In his third ground for relief, Petitioner contends that his state and federal constitutional right to a jury trial was denied because he completed the 150-day sentence on the domestic violence protective order violation before that charge was dismissed. See (Doc. No. 1-1 at 7). Petitioner raised the substance of his third ground for relief in his MAR, and the MAR Court denied the MAR on the merits. The MAR Court's adjudication of this claim was neither contrary to nor an unreasonable application of clearly established federal law, as determined by the U.S. Supreme Court, nor was it based on an unreasonable determination of the facts in light of the evidence presented in the state court proceedings. First, to the extent Petitioner is raising a state constitutional claim, it is non-cognizable on federal habeas review. See Estelle v. McGuire , 502 U.S. 62, 67 (1991). Next, to the extent that Petitioner may be asserting he is entitled to time served on his dismissed domestic violence charge, against his current 88-115 and 21-26 month sentences for first-degree kidnapping, assault inflicting serious injury, and assault by strangulation, he is incorrect. These are separate charges for separate crimes, with different essential elements under state law, and separate sentences. See (Doc. Nos. 1-1 at 14; 11-2; 11-3). In any event, the two assaults were consolidated into one judgment and one 21-26 month sentence, suspended for 60 months. (Doc. No. 11-3 at 4). Thus, for practical purposes, the two assaults constitute one offense. Petitioner was, therefore, not entitled to have the 150 days served on the violation of a domestic protective order charge applied to the sentences on the convictions he challenges here. Finally, as with his second ground for relief, by entering his knowing, voluntary, and counseled guilty plea, he waived the right to bring his third ground for relief. See Tollett v. Henderson , 411 U.S. at 267.

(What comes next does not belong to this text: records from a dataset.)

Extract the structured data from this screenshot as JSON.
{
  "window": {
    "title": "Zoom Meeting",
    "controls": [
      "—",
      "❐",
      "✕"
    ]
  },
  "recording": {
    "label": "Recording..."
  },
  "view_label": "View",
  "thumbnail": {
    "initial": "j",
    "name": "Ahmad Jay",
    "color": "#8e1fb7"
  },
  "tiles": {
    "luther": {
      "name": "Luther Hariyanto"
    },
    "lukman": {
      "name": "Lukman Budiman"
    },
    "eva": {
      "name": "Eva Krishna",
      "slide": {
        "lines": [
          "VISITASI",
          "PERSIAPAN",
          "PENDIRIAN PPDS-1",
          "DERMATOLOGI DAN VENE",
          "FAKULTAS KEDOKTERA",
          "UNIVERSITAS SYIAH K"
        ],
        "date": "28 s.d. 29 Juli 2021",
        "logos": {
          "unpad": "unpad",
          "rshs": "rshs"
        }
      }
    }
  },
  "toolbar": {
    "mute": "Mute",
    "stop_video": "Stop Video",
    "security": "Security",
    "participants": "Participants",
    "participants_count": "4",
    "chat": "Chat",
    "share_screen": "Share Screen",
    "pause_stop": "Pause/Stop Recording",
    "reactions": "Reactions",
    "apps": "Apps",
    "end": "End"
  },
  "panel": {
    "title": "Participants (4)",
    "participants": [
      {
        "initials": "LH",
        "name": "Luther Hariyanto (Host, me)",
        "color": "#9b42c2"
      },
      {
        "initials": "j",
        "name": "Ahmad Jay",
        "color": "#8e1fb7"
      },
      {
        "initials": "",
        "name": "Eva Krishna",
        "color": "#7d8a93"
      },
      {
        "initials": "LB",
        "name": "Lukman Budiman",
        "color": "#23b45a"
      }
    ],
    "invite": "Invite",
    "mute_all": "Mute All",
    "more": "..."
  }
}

In sum, for the reasons stated herein, Petitioner's third ground for relief is denied.
D. Ground Four
In his fourth ground for relief, Petitioner contends that, to gain a tactical advantage, the prosecutor refused to calendar a hearing on Petitioner's pending appeal on Petitioner's conviction for violation of a domestic protective order conviction. Petitioner states that if he had been given a new trial on the domestic protective order violation, there would have been a different result in the convictions he challenges here. Petitioner's fourth ground for relief is essentially a re-phrasing of his second and third grounds, and it will be denied for the same reasons the Court is denying his second and third grounds.
In sum, for the reasons stated herein, Petitioner's fourth ground for relief is denied.
For the reasons stated herein, Respondent is entitled to summary judgment on all of Petitioner's claims.
IT IS, THEREFORE, ORDERED that:
1. Respondent's Motion for Summary Judgment, (Doc. No. 10), is GRANTED, and the petition is DENIED and DISMISSED.
2. Petitioner's Motion to Appoint Counsel, (Doc. No. 8), is DENIED.
3. It is further ordered that pursuant to Rule 11(a) of the Rules Governing Section 2254 and Section 2255 Cases, this Court declines to issue a certificate of appealability. See 28 U.S.C. § 2253(c)(2); Miller-El v. Cockrell , 537 U.S. 322, 338 (2003) (in order to satisfy § 2253(c), a petitioner must demonstrate that reasonable jurists would find the district court's assessment of the constitutional claims debatable or wrong); Slack v. McDaniel , 529 U.S. 473, 484 (2000) (when relief is denied on procedural grounds, a petitioner must establish both that the dispositive procedural ruling is debatable and that the petition states a debatable claim of the denial of a constitutional right).